A number of prototypes have already been developed. Working in the applied molecular and microbiology labs at TU Berlin’s TIB campus in Wedding, formerly an AEG production site, Meyer’s fifty-strong team has already developed fungi-based bio bricks as well as flame-resistant insulating material and alternatives to styrofoam for bicycle helmets.

An artistic take on scientific facts

In the times of Leonardo da Vinci, science and art had not yet become separate disciplines, explains Vera Meyer. Goethe and Schiller were also involved in both artistic and scientific undertakings. So it is that Meyer herself researches the genetics and suitability of fungi as biomaterials working as a biotechnologist in her lab, while also using the same material to create sculptures in her atelier under her artistic pseudonym V.meer. She combined Pholiota squarrosa, or shaggy scalycap, with gold and rust to create her sculpture “Philotas” inspired by Lessing’s little-performed tragedy. Other fungi have been transformed into works like “Tree of Life“ or “Dancing Queen”. She encourages other researchers in her academic chair to embark on artistic projects, and also works with artists such as textile designer Aniela Hoitink to examine how biomaterials can be used in clothing. “Viewing an organism with an artistic eye can inspire breathtaking ideas in researchers normally used to working with hard facts."

Art inspires science
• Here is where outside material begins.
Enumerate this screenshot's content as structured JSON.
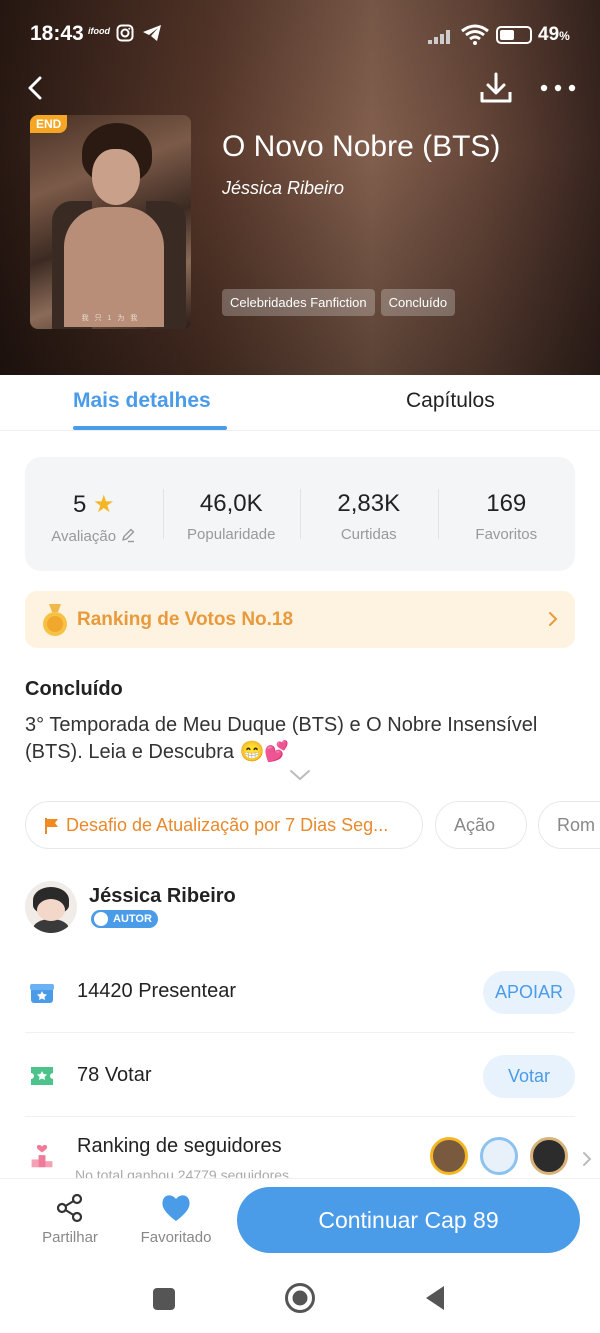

International interest and recognition for Meyer’s work is not just restricted to academic publications. She was also among the finalists chosen from the 900 most significant contributors to leading research at this year’s Berlin Science Week and “Falling Walls” conference. Meyer’s lively enthusiasm for fungi also plays an important role in her life outside of work, where she creates strangely beautiful artworks using fungi, wood, bones, lichens, rotten fruit, scrap iron, and components used in bioreactors. Her sculptures seem to belong to fairytale kingdoms or even other planets. Though subtle, their philosophical message also acts like a finger pointing at a muddy fence post: nothing disappears in nature, everything is transformation.
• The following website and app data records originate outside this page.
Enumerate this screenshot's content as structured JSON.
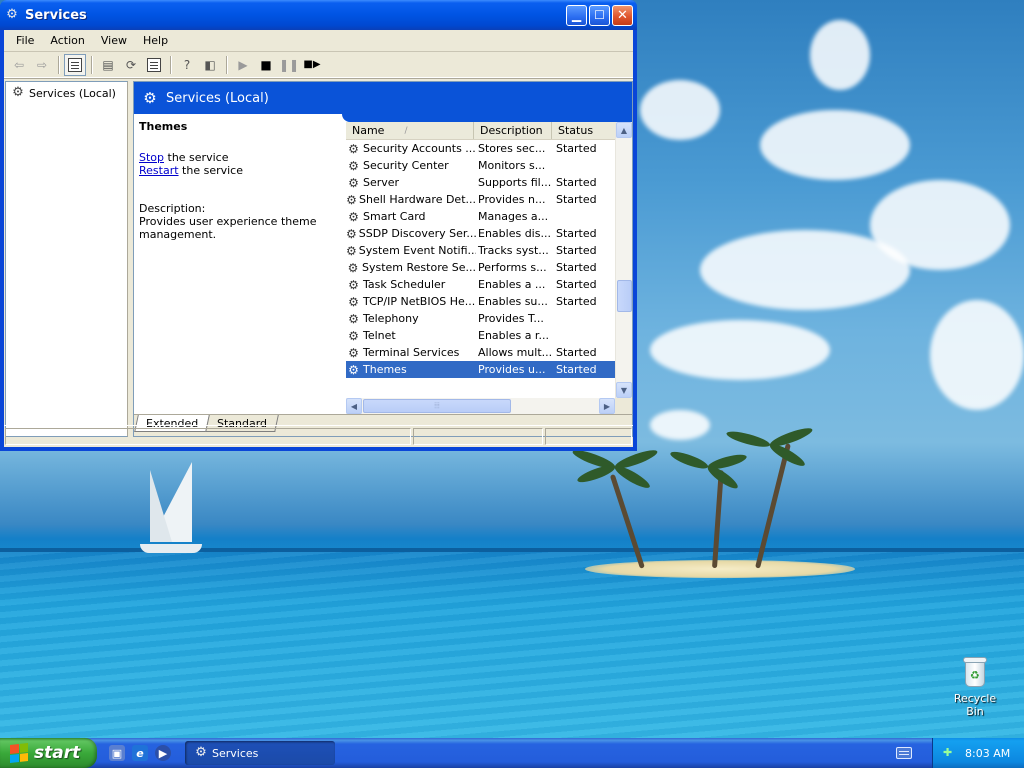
{
  "window": {
    "title": "Services",
    "menu": [
      "File",
      "Action",
      "View",
      "Help"
    ]
  },
  "tree": {
    "root": "Services (Local)"
  },
  "header": {
    "title": "Services (Local)"
  },
  "details": {
    "service_name": "Themes",
    "stop_link": "Stop",
    "stop_rest": " the service",
    "restart_link": "Restart",
    "restart_rest": " the service",
    "description_label": "Description:",
    "description_text": "Provides user experience theme management."
  },
  "list": {
    "columns": {
      "name": "Name",
      "description": "Description",
      "status": "Status"
    },
    "rows": [
      {
        "name": "Security Accounts ...",
        "description": "Stores sec...",
        "status": "Started"
      },
      {
        "name": "Security Center",
        "description": "Monitors s...",
        "status": ""
      },
      {
        "name": "Server",
        "description": "Supports fil...",
        "status": "Started"
      },
      {
        "name": "Shell Hardware Det...",
        "description": "Provides n...",
        "status": "Started"
      },
      {
        "name": "Smart Card",
        "description": "Manages a...",
        "status": ""
      },
      {
        "name": "SSDP Discovery Ser...",
        "description": "Enables dis...",
        "status": "Started"
      },
      {
        "name": "System Event Notifi...",
        "description": "Tracks syst...",
        "status": "Started"
      },
      {
        "name": "System Restore Se...",
        "description": "Performs s...",
        "status": "Started"
      },
      {
        "name": "Task Scheduler",
        "description": "Enables a ...",
        "status": "Started"
      },
      {
        "name": "TCP/IP NetBIOS He...",
        "description": "Enables su...",
        "status": "Started"
      },
      {
        "name": "Telephony",
        "description": "Provides T...",
        "status": ""
      },
      {
        "name": "Telnet",
        "description": "Enables a r...",
        "status": ""
      },
      {
        "name": "Terminal Services",
        "description": "Allows mult...",
        "status": "Started"
      },
      {
        "name": "Themes",
        "description": "Provides u...",
        "status": "Started",
        "selected": true
      }
    ]
  },
  "tabs": [
    "Extended",
    "Standard"
  ],
  "desktop": {
    "recycle_bin": "Recycle Bin"
  },
  "taskbar": {
    "start_label": "start",
    "task_label": "Services",
    "clock": "8:03 AM"
  },
  "colors": {
    "selection": "#316ac5",
    "title_blue": "#0054e3",
    "start_green": "#3aa93a",
    "link": "#0000cc"
  }
}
At the start of 2020, she exhibited her works as part of the “Artomics” exhibition with the aim of raising visitors’ awareness of the unseen world around them. “For me, the boundaries between art and science are fluid,” says Meyer. “Art is not only a wonderfully aesthetic form of scientific communication; my art also inspires my scientific work.”

Exhibition showcasing future ways of life and living scheduled for 2021

Her latest project also embraces both art and science. Working together with architect Sven Pfeiffer of the University of the Arts Berlin, Meyer set up the SciArt collective MY-CO-X. Their collective will be taking part in the “tinyBE” exhibition series to be held in public spaces in Frankfurt, Darmstadt and Wiesbaden in 2021. The series will present nine habitable sculptures created by artists from Germany and abroad. The “MY-CO SPACE” sculpture will show how future ways of life and living can be experienced, conceived and understood using fungi. The project addresses the following utopian question: “How can biological-technical structures designed in part using fungi be integrated into essential living functions within the smallest spaces so as to enable people to live and work freely using extremely limited resources?”

Original publication

This text originally appeared in German on 29 November 2020, in the Tagesspiegel newspaper TU Berlin supplement.

Author: Patricia Pätzold